[Record extracts Boundary: Start]

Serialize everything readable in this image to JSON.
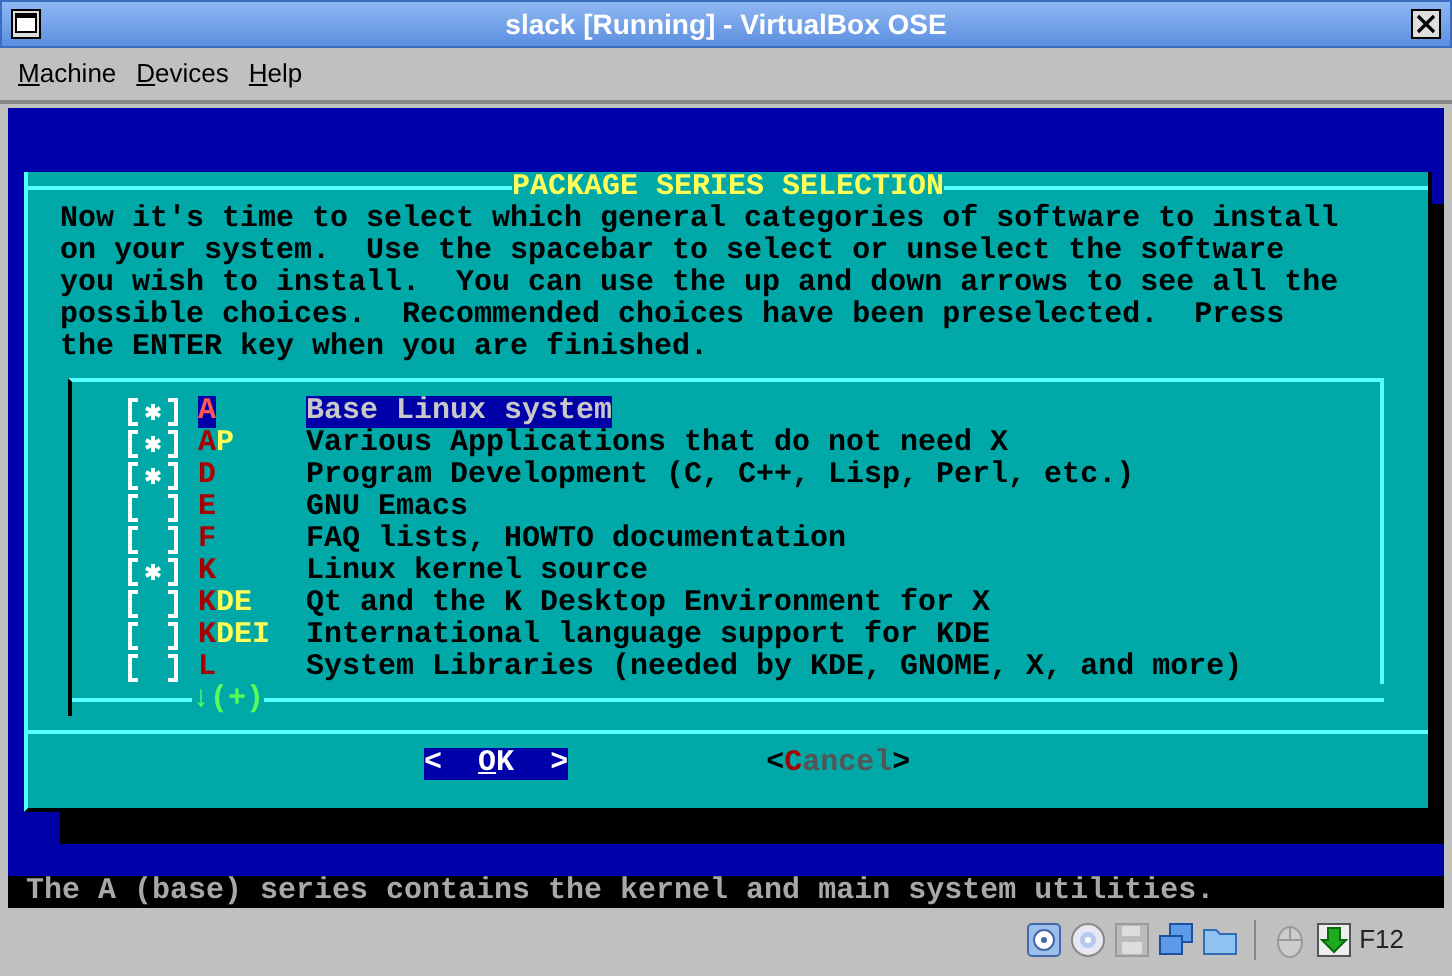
{
  "window": {
    "title": "slack [Running] - VirtualBox OSE"
  },
  "menu": [
    "Machine",
    "Devices",
    "Help"
  ],
  "dialog": {
    "title": "PACKAGE SERIES SELECTION",
    "intro": "Now it's time to select which general categories of software to install on your system.  Use the spacebar to select or unselect the software you wish to install.  You can use the up and down arrows to see all the possible choices.  Recommended choices have been preselected.  Press the ENTER key when you are finished.",
    "items": [
      {
        "checked": true,
        "tag": "A",
        "description": "Base Linux system",
        "selected": true
      },
      {
        "checked": true,
        "tag": "AP",
        "description": "Various Applications that do not need X",
        "selected": false
      },
      {
        "checked": true,
        "tag": "D",
        "description": "Program Development (C, C++, Lisp, Perl, etc.)",
        "selected": false
      },
      {
        "checked": false,
        "tag": "E",
        "description": "GNU Emacs",
        "selected": false
      },
      {
        "checked": false,
        "tag": "F",
        "description": "FAQ lists, HOWTO documentation",
        "selected": false
      },
      {
        "checked": true,
        "tag": "K",
        "description": "Linux kernel source",
        "selected": false
      },
      {
        "checked": false,
        "tag": "KDE",
        "description": "Qt and the K Desktop Environment for X",
        "selected": false
      },
      {
        "checked": false,
        "tag": "KDEI",
        "description": "International language support for KDE",
        "selected": false
      },
      {
        "checked": false,
        "tag": "L",
        "description": "System Libraries (needed by KDE, GNOME, X, and more)",
        "selected": false
      }
    ],
    "scroll_hint": "↓(+)",
    "buttons": [
      {
        "open": "<",
        "label": "OK",
        "close": ">",
        "selected": true
      },
      {
        "open": "<",
        "label": "Cancel",
        "close": ">",
        "selected": false
      }
    ]
  },
  "console_status": "The A (base) series contains the kernel and main system utilities.",
  "status_bar": {
    "host_key": "F12"
  }
}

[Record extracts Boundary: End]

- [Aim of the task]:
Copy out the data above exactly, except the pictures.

- [Exercise result]:
Serialize everything readable in this image to JSON.
{
  "window": {
    "title": "slack [Running] - VirtualBox OSE"
  },
  "menu": [
    "Machine",
    "Devices",
    "Help"
  ],
  "dialog": {
    "title": "PACKAGE SERIES SELECTION",
    "intro": "Now it's time to select which general categories of software to install on your system.  Use the spacebar to select or unselect the software you wish to install.  You can use the up and down arrows to see all the possible choices.  Recommended choices have been preselected.  Press the ENTER key when you are finished.",
    "items": [
      {
        "checked": true,
        "tag": "A",
        "description": "Base Linux system",
        "selected": true
      },
      {
        "checked": true,
        "tag": "AP",
        "description": "Various Applications that do not need X",
        "selected": false
      },
      {
        "checked": true,
        "tag": "D",
        "description": "Program Development (C, C++, Lisp, Perl, etc.)",
        "selected": false
      },
      {
        "checked": false,
        "tag": "E",
        "description": "GNU Emacs",
        "selected": false
      },
      {
        "checked": false,
        "tag": "F",
        "description": "FAQ lists, HOWTO documentation",
        "selected": false
      },
      {
        "checked": true,
        "tag": "K",
        "description": "Linux kernel source",
        "selected": false
      },
      {
        "checked": false,
        "tag": "KDE",
        "description": "Qt and the K Desktop Environment for X",
        "selected": false
      },
      {
        "checked": false,
        "tag": "KDEI",
        "description": "International language support for KDE",
        "selected": false
      },
      {
        "checked": false,
        "tag": "L",
        "description": "System Libraries (needed by KDE, GNOME, X, and more)",
        "selected": false
      }
    ],
    "scroll_hint": "↓(+)",
    "buttons": [
      {
        "open": "<",
        "label": "OK",
        "close": ">",
        "selected": true
      },
      {
        "open": "<",
        "label": "Cancel",
        "close": ">",
        "selected": false
      }
    ]
  },
  "console_status": "The A (base) series contains the kernel and main system utilities.",
  "status_bar": {
    "host_key": "F12"
  }
}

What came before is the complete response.